## PROBLEM:
Could you please repeat all of the entries exactly as written?
----------
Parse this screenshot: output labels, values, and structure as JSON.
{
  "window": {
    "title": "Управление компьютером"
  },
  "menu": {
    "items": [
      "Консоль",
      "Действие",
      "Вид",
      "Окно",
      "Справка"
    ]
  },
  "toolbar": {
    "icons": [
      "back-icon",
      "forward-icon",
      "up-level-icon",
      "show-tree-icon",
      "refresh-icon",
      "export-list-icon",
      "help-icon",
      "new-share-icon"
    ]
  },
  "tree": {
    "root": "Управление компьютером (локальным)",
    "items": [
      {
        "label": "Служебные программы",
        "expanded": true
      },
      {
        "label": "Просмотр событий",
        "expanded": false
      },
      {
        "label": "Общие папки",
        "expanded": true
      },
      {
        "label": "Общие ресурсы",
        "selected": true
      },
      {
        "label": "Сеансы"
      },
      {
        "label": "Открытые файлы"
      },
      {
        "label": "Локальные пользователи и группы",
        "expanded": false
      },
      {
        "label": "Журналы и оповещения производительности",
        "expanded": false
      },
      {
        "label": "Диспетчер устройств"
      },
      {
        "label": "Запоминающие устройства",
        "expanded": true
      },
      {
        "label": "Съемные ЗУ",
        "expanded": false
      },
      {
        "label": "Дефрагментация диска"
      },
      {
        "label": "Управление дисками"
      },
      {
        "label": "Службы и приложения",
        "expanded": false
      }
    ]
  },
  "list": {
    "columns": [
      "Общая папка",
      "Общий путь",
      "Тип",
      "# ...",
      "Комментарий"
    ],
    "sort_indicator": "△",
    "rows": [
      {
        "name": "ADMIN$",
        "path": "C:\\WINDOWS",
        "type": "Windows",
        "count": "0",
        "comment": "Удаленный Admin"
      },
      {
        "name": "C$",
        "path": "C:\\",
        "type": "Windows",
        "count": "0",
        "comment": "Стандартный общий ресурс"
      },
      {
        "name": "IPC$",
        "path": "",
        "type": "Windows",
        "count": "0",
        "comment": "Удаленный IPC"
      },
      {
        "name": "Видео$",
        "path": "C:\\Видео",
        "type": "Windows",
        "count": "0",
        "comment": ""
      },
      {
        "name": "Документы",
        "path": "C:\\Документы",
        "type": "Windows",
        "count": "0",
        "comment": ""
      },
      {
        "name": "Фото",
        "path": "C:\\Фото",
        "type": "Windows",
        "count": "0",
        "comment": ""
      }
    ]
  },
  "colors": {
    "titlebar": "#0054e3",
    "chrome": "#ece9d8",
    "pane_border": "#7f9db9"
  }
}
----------
## RESPONSE TO THIS EXERCISE:
Parse this screenshot: output labels, values, and structure as JSON.
{
  "window": {
    "title": "Управление компьютером"
  },
  "menu": {
    "items": [
      "Консоль",
      "Действие",
      "Вид",
      "Окно",
      "Справка"
    ]
  },
  "toolbar": {
    "icons": [
      "back-icon",
      "forward-icon",
      "up-level-icon",
      "show-tree-icon",
      "refresh-icon",
      "export-list-icon",
      "help-icon",
      "new-share-icon"
    ]
  },
  "tree": {
    "root": "Управление компьютером (локальным)",
    "items": [
      {
        "label": "Служебные программы",
        "expanded": true
      },
      {
        "label": "Просмотр событий",
        "expanded": false
      },
      {
        "label": "Общие папки",
        "expanded": true
      },
      {
        "label": "Общие ресурсы",
        "selected": true
      },
      {
        "label": "Сеансы"
      },
      {
        "label": "Открытые файлы"
      },
      {
        "label": "Локальные пользователи и группы",
        "expanded": false
      },
      {
        "label": "Журналы и оповещения производительности",
        "expanded": false
      },
      {
        "label": "Диспетчер устройств"
      },
      {
        "label": "Запоминающие устройства",
        "expanded": true
      },
      {
        "label": "Съемные ЗУ",
        "expanded": false
      },
      {
        "label": "Дефрагментация диска"
      },
      {
        "label": "Управление дисками"
      },
      {
        "label": "Службы и приложения",
        "expanded": false
      }
    ]
  },
  "list": {
    "columns": [
      "Общая папка",
      "Общий путь",
      "Тип",
      "# ...",
      "Комментарий"
    ],
    "sort_indicator": "△",
    "rows": [
      {
        "name": "ADMIN$",
        "path": "C:\\WINDOWS",
        "type": "Windows",
        "count": "0",
        "comment": "Удаленный Admin"
      },
      {
        "name": "C$",
        "path": "C:\\",
        "type": "Windows",
        "count": "0",
        "comment": "Стандартный общий ресурс"
      },
      {
        "name": "IPC$",
        "path": "",
        "type": "Windows",
        "count": "0",
        "comment": "Удаленный IPC"
      },
      {
        "name": "Видео$",
        "path": "C:\\Видео",
        "type": "Windows",
        "count": "0",
        "comment": ""
      },
      {
        "name": "Документы",
        "path": "C:\\Документы",
        "type": "Windows",
        "count": "0",
        "comment": ""
      },
      {
        "name": "Фото",
        "path": "C:\\Фото",
        "type": "Windows",
        "count": "0",
        "comment": ""
      }
    ]
  },
  "colors": {
    "titlebar": "#0054e3",
    "chrome": "#ece9d8",
    "pane_border": "#7f9db9"
  }
}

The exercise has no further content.